With real estate sales still slow in many parts of the country, you can bet consumers are scrutinizing deals like never before. So if your internal policies and record keeping were a bit loose during the go-go market, it’s time you took steps to protect your brokerage. Make sure your written procedures lay out the key dos and don’ts that associates need to follow.
It’s hardly unusual to hear about real estate brokers who are also active volunteers in their community. Both roles encompass a common mission: serving the needs of people to build a stronger society. But is it wise to make charitable activities a central part of your company strategy?

Buyers today are more informed than ever, thanks in large part to the abundance of real estate information on the Web. 
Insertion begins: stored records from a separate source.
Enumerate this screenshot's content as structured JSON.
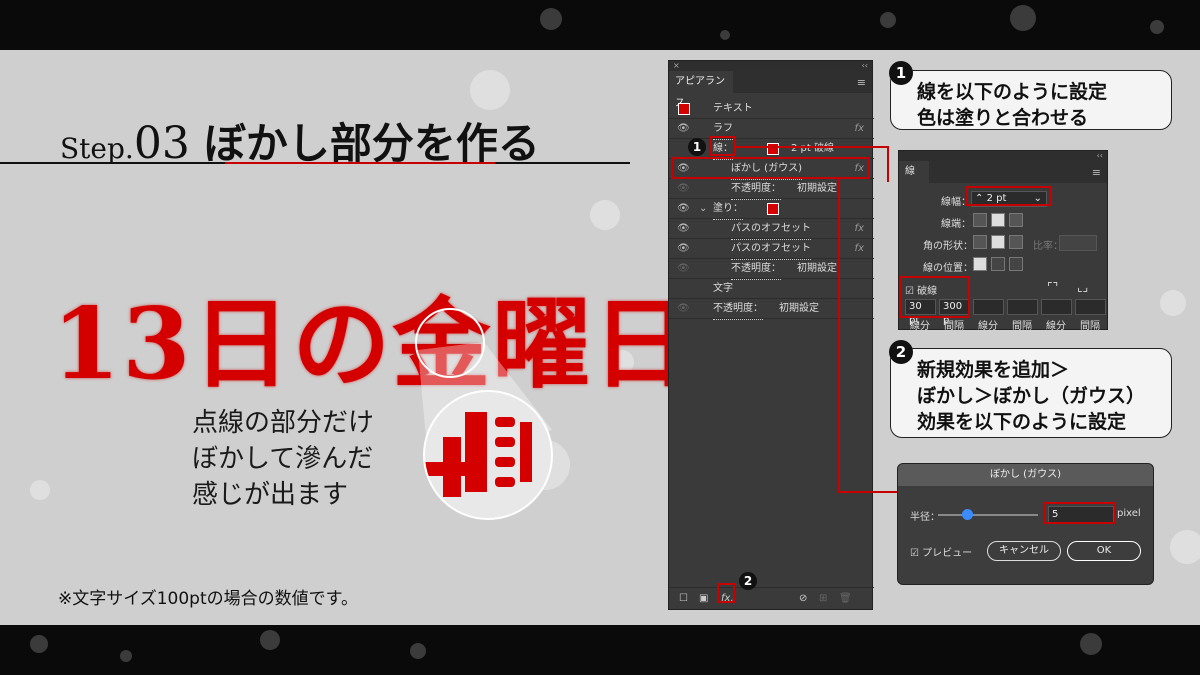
{
  "step": {
    "prefix": "Step.",
    "number": "03",
    "title": "ぼかし部分を作る"
  },
  "sample_text": "13日の金曜日",
  "caption": [
    "点線の部分だけ",
    "ぼかして滲んだ",
    "感じが出ます"
  ],
  "footnote": "※文字サイズ100ptの場合の数値です。",
  "appearance_panel": {
    "close": "×",
    "collapse": "‹‹",
    "tab": "アピアランス",
    "menu": "≡",
    "rows": {
      "text_label": "テキスト",
      "rough_label": "ラフ",
      "stroke_label": "線：",
      "stroke_value": "2 pt 破線",
      "blur_label": "ぼかし (ガウス)",
      "opacity1_label": "不透明度：",
      "opacity1_value": "初期設定",
      "fill_label": "塗り：",
      "offset1_label": "パスのオフセット",
      "offset2_label": "パスのオフセット",
      "opacity2_label": "不透明度：",
      "opacity2_value": "初期設定",
      "chars_label": "文字",
      "opacity3_label": "不透明度：",
      "opacity3_value": "初期設定"
    },
    "fx": "fx"
  },
  "badges": {
    "one": "1",
    "two": "2"
  },
  "callout1": [
    "線を以下のように設定",
    "色は塗りと合わせる"
  ],
  "callout2": [
    "新規効果を追加＞",
    "ぼかし＞ぼかし（ガウス）",
    "効果を以下のように設定"
  ],
  "stroke_panel": {
    "tab": "線",
    "weight_label": "線幅：",
    "weight_value": "2 pt",
    "cap_label": "線端：",
    "corner_label": "角の形状：",
    "limit_label": "比率：",
    "align_label": "線の位置：",
    "dashed_label": "破線",
    "dash_value": "30 pt",
    "gap_value": "300 p",
    "dash_labels": [
      "線分",
      "間隔",
      "線分",
      "間隔",
      "線分",
      "間隔"
    ]
  },
  "blur_dialog": {
    "title": "ぼかし (ガウス)",
    "radius_label": "半径：",
    "radius_value": "5",
    "unit": "pixel",
    "radius_slider_position": 0.25,
    "preview_label": "プレビュー",
    "cancel": "キャンセル",
    "ok": "OK"
  },
  "colors": {
    "accent_red": "#d40000",
    "panel_bg": "#3a3a3a",
    "canvas_bg": "#cfcfcf"
  }
}
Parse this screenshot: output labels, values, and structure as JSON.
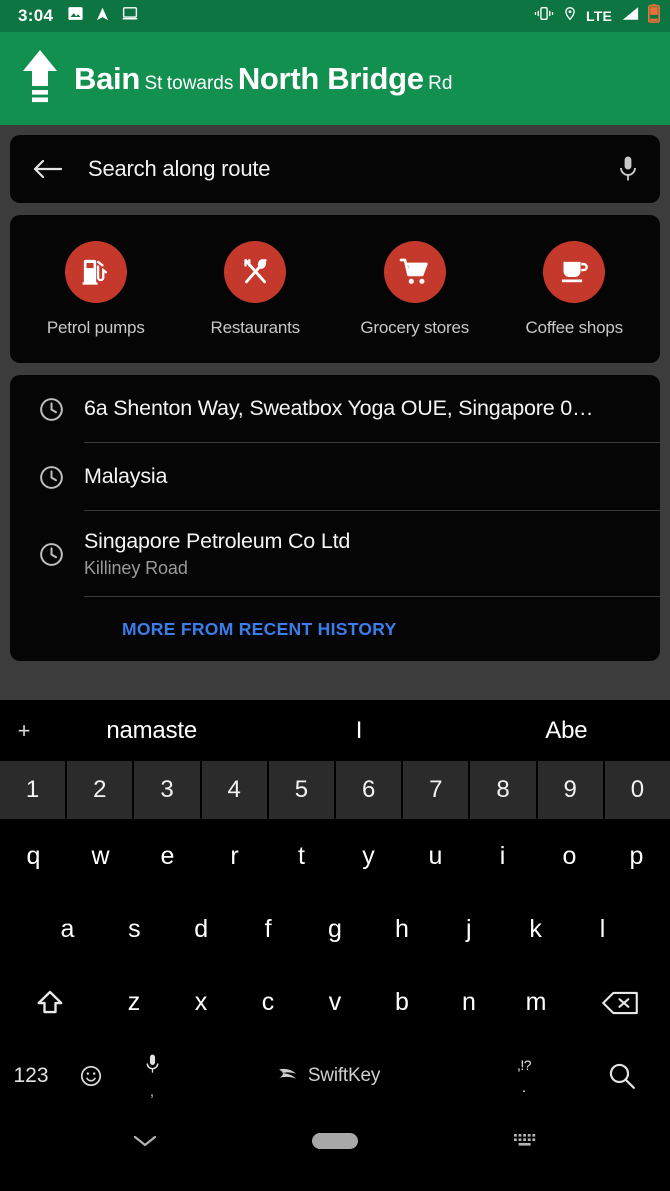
{
  "status_bar": {
    "time": "3:04",
    "left_icons": [
      "image-icon",
      "navigation-arrow-icon",
      "cast-screen-icon"
    ],
    "network_label": "LTE",
    "right_icons": [
      "vibrate-icon",
      "location-pin-icon",
      "signal-bars-icon",
      "battery-charging-icon"
    ],
    "background_color": "#0d7541"
  },
  "nav_header": {
    "maneuver_icon": "straight-ahead-arrow-icon",
    "street_primary": "Bain",
    "street_primary_suffix": "St",
    "connector": "towards",
    "street_secondary": "North Bridge",
    "street_secondary_suffix": "Rd",
    "background_color": "#129050"
  },
  "search": {
    "back_icon": "back-arrow-icon",
    "placeholder": "Search along route",
    "mic_icon": "microphone-icon"
  },
  "categories": [
    {
      "label": "Petrol pumps",
      "icon": "fuel-pump-icon",
      "color": "#c5392c"
    },
    {
      "label": "Restaurants",
      "icon": "fork-spoon-icon",
      "color": "#c5392c"
    },
    {
      "label": "Grocery stores",
      "icon": "shopping-cart-icon",
      "color": "#c5392c"
    },
    {
      "label": "Coffee shops",
      "icon": "coffee-cup-icon",
      "color": "#c5392c"
    }
  ],
  "recent_history": {
    "items": [
      {
        "icon": "clock-icon",
        "title": "6a Shenton Way, Sweatbox Yoga OUE, Singapore 0…",
        "subtitle": ""
      },
      {
        "icon": "clock-icon",
        "title": "Malaysia",
        "subtitle": ""
      },
      {
        "icon": "clock-icon",
        "title": "Singapore Petroleum Co Ltd",
        "subtitle": "Killiney Road"
      }
    ],
    "more_label": "MORE FROM RECENT HISTORY",
    "more_color": "#3b7ded"
  },
  "keyboard": {
    "suggestion_plus": "+",
    "suggestions": [
      "namaste",
      "I",
      "Abe"
    ],
    "number_row": [
      "1",
      "2",
      "3",
      "4",
      "5",
      "6",
      "7",
      "8",
      "9",
      "0"
    ],
    "row1": [
      "q",
      "w",
      "e",
      "r",
      "t",
      "y",
      "u",
      "i",
      "o",
      "p"
    ],
    "row2": [
      "a",
      "s",
      "d",
      "f",
      "g",
      "h",
      "j",
      "k",
      "l"
    ],
    "row3": [
      "z",
      "x",
      "c",
      "v",
      "b",
      "n",
      "m"
    ],
    "shift_icon": "shift-icon",
    "backspace_icon": "backspace-icon",
    "function_row": {
      "numeric_label": "123",
      "emoji_icon": "emoji-icon",
      "mic_icon": "microphone-icon",
      "comma_label": ",",
      "brand": "SwiftKey",
      "brand_icon": "swiftkey-logo-icon",
      "punct_top_label": ",!?",
      "punct_dot_label": ".",
      "search_icon": "search-icon"
    }
  },
  "navigation_bar": {
    "hide_keyboard_icon": "chevron-down-icon",
    "home_icon": "home-pill-icon",
    "keyboard_switch_icon": "keyboard-icon"
  }
}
But even when you're working with buyers who really know what they want, your job will likely require to you show several properties in person.

Ideally, at one of these showings, your client will fall in love with the property and start thinking hard about making an offer. What can you do to help them reach that stage? Here are 10 tips for making sure that the home-showing process moves along smoothly and efficiently (and safely, of course) as possible: 

When it comes to convincing buyers and sellers that you're their best choice, you really have only two options. You can sell your accomplishments or you can sell the benefits that your prospective clients will receive from working with you.

It’s not an uplifting thought, but it’s a fact of working in the real estate business: Many of your clients will be in the midst of a sorrowful life transition. Maybe they’re leaving the home where decades of family memories were created, splitting up after an ended relationship, or selling because they no longer have the financial means to pay the mortgage.

Because you’ll inevitably work with a grieving client at some point in your career, it’s important that you understand the five stages of grief, as identified by American psychologist Elisabeth Kubler-Ross. By knowing what your clients are going through, you can better understand what is motivating their decisions and help them keep the deal on track.

Mapping technology has come a long way since the days Mapquest and Garmin ruled the lot. A host of open-data and proprietary tools offers real estate pros—both residential and commercial—new ways to share data about properties, local economic trends, and neighborhood amenities